> [Source material]
^^^^^^^^^^^^^^^^

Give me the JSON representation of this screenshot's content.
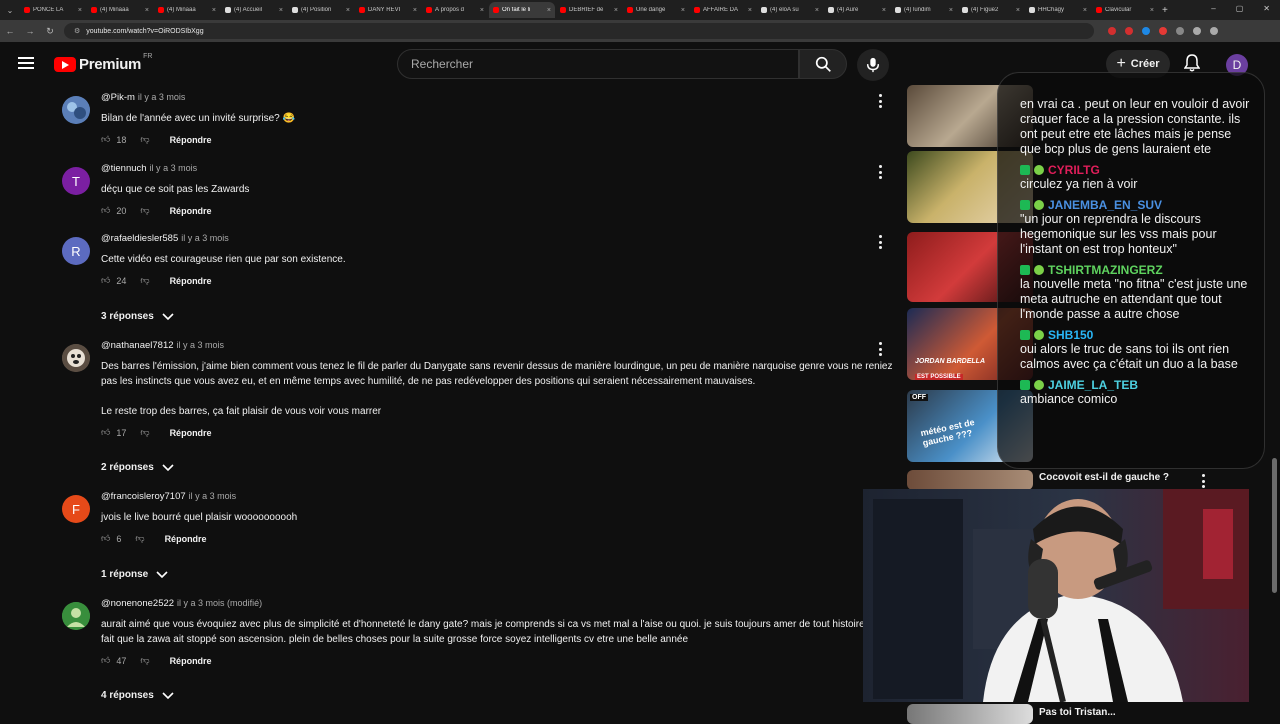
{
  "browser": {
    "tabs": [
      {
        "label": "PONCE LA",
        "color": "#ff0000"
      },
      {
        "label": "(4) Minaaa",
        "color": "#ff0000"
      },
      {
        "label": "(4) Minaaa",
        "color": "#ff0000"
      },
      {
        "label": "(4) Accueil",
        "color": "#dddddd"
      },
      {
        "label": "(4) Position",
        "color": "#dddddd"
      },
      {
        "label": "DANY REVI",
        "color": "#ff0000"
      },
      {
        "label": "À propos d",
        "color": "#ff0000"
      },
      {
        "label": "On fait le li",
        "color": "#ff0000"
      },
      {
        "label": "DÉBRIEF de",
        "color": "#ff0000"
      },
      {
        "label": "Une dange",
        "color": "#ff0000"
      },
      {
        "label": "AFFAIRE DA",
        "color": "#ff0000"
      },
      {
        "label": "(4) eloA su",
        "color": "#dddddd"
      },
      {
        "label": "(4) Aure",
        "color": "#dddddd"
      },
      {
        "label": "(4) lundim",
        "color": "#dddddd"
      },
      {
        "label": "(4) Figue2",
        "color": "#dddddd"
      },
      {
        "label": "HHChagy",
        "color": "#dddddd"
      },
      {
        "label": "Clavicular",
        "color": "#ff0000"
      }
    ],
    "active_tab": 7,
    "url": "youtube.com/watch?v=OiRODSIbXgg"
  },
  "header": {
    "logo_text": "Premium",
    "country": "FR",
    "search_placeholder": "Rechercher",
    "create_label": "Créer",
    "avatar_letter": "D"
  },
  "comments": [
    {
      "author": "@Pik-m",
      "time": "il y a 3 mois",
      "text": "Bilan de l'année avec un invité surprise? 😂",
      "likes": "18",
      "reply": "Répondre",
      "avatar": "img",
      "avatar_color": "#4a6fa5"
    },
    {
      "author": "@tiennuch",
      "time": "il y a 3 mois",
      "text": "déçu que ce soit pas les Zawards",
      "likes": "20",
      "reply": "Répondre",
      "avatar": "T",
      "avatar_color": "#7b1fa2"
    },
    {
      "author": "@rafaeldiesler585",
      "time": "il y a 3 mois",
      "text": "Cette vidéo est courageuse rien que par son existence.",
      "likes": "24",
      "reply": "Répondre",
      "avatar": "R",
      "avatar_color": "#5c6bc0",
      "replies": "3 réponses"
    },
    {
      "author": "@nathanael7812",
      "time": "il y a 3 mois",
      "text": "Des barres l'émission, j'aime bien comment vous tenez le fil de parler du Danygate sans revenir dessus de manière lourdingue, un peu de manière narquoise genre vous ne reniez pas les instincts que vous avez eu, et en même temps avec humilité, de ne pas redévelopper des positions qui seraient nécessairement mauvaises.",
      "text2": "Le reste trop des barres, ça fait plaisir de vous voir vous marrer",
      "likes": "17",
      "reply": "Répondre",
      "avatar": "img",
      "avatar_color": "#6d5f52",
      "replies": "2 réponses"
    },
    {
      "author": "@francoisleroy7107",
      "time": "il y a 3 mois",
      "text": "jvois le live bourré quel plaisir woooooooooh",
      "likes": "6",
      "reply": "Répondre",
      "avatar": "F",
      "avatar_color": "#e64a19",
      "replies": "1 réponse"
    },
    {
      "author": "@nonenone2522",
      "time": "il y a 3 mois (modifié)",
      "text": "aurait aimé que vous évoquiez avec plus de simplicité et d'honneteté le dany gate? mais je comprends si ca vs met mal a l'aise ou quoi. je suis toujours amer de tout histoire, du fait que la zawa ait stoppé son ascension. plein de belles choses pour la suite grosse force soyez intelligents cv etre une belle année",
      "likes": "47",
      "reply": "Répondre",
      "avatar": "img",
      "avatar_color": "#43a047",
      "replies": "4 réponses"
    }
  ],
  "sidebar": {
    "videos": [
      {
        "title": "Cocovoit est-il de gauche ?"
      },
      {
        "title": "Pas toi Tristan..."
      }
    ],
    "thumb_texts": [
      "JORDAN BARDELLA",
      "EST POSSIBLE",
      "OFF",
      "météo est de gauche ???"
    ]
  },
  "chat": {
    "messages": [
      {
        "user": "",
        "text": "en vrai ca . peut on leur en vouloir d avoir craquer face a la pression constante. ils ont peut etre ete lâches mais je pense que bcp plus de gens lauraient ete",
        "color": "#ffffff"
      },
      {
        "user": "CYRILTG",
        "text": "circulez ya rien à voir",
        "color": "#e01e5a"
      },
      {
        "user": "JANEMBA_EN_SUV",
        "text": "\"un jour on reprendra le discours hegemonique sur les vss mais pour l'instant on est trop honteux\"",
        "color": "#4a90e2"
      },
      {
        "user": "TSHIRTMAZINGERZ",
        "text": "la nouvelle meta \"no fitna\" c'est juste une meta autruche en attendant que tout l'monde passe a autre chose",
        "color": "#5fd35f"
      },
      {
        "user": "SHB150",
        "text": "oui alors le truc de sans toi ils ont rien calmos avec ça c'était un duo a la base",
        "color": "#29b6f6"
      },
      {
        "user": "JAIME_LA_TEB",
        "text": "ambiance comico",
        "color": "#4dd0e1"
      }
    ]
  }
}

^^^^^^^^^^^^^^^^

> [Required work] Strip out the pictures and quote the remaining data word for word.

> [Solution for this task]
Give me the JSON representation of this screenshot's content.
{
  "browser": {
    "tabs": [
      {
        "label": "PONCE LA",
        "color": "#ff0000"
      },
      {
        "label": "(4) Minaaa",
        "color": "#ff0000"
      },
      {
        "label": "(4) Minaaa",
        "color": "#ff0000"
      },
      {
        "label": "(4) Accueil",
        "color": "#dddddd"
      },
      {
        "label": "(4) Position",
        "color": "#dddddd"
      },
      {
        "label": "DANY REVI",
        "color": "#ff0000"
      },
      {
        "label": "À propos d",
        "color": "#ff0000"
      },
      {
        "label": "On fait le li",
        "color": "#ff0000"
      },
      {
        "label": "DÉBRIEF de",
        "color": "#ff0000"
      },
      {
        "label": "Une dange",
        "color": "#ff0000"
      },
      {
        "label": "AFFAIRE DA",
        "color": "#ff0000"
      },
      {
        "label": "(4) eloA su",
        "color": "#dddddd"
      },
      {
        "label": "(4) Aure",
        "color": "#dddddd"
      },
      {
        "label": "(4) lundim",
        "color": "#dddddd"
      },
      {
        "label": "(4) Figue2",
        "color": "#dddddd"
      },
      {
        "label": "HHChagy",
        "color": "#dddddd"
      },
      {
        "label": "Clavicular",
        "color": "#ff0000"
      }
    ],
    "active_tab": 7,
    "url": "youtube.com/watch?v=OiRODSIbXgg"
  },
  "header": {
    "logo_text": "Premium",
    "country": "FR",
    "search_placeholder": "Rechercher",
    "create_label": "Créer",
    "avatar_letter": "D"
  },
  "comments": [
    {
      "author": "@Pik-m",
      "time": "il y a 3 mois",
      "text": "Bilan de l'année avec un invité surprise? 😂",
      "likes": "18",
      "reply": "Répondre",
      "avatar": "img",
      "avatar_color": "#4a6fa5"
    },
    {
      "author": "@tiennuch",
      "time": "il y a 3 mois",
      "text": "déçu que ce soit pas les Zawards",
      "likes": "20",
      "reply": "Répondre",
      "avatar": "T",
      "avatar_color": "#7b1fa2"
    },
    {
      "author": "@rafaeldiesler585",
      "time": "il y a 3 mois",
      "text": "Cette vidéo est courageuse rien que par son existence.",
      "likes": "24",
      "reply": "Répondre",
      "avatar": "R",
      "avatar_color": "#5c6bc0",
      "replies": "3 réponses"
    },
    {
      "author": "@nathanael7812",
      "time": "il y a 3 mois",
      "text": "Des barres l'émission, j'aime bien comment vous tenez le fil de parler du Danygate sans revenir dessus de manière lourdingue, un peu de manière narquoise genre vous ne reniez pas les instincts que vous avez eu, et en même temps avec humilité, de ne pas redévelopper des positions qui seraient nécessairement mauvaises.",
      "text2": "Le reste trop des barres, ça fait plaisir de vous voir vous marrer",
      "likes": "17",
      "reply": "Répondre",
      "avatar": "img",
      "avatar_color": "#6d5f52",
      "replies": "2 réponses"
    },
    {
      "author": "@francoisleroy7107",
      "time": "il y a 3 mois",
      "text": "jvois le live bourré quel plaisir woooooooooh",
      "likes": "6",
      "reply": "Répondre",
      "avatar": "F",
      "avatar_color": "#e64a19",
      "replies": "1 réponse"
    },
    {
      "author": "@nonenone2522",
      "time": "il y a 3 mois (modifié)",
      "text": "aurait aimé que vous évoquiez avec plus de simplicité et d'honneteté le dany gate? mais je comprends si ca vs met mal a l'aise ou quoi. je suis toujours amer de tout histoire, du fait que la zawa ait stoppé son ascension. plein de belles choses pour la suite grosse force soyez intelligents cv etre une belle année",
      "likes": "47",
      "reply": "Répondre",
      "avatar": "img",
      "avatar_color": "#43a047",
      "replies": "4 réponses"
    }
  ],
  "sidebar": {
    "videos": [
      {
        "title": "Cocovoit est-il de gauche ?"
      },
      {
        "title": "Pas toi Tristan..."
      }
    ],
    "thumb_texts": [
      "JORDAN BARDELLA",
      "EST POSSIBLE",
      "OFF",
      "météo est de gauche ???"
    ]
  },
  "chat": {
    "messages": [
      {
        "user": "",
        "text": "en vrai ca . peut on leur en vouloir d avoir craquer face a la pression constante. ils ont peut etre ete lâches mais je pense que bcp plus de gens lauraient ete",
        "color": "#ffffff"
      },
      {
        "user": "CYRILTG",
        "text": "circulez ya rien à voir",
        "color": "#e01e5a"
      },
      {
        "user": "JANEMBA_EN_SUV",
        "text": "\"un jour on reprendra le discours hegemonique sur les vss mais pour l'instant on est trop honteux\"",
        "color": "#4a90e2"
      },
      {
        "user": "TSHIRTMAZINGERZ",
        "text": "la nouvelle meta \"no fitna\" c'est juste une meta autruche en attendant que tout l'monde passe a autre chose",
        "color": "#5fd35f"
      },
      {
        "user": "SHB150",
        "text": "oui alors le truc de sans toi ils ont rien calmos avec ça c'était un duo a la base",
        "color": "#29b6f6"
      },
      {
        "user": "JAIME_LA_TEB",
        "text": "ambiance comico",
        "color": "#4dd0e1"
      }
    ]
  }
}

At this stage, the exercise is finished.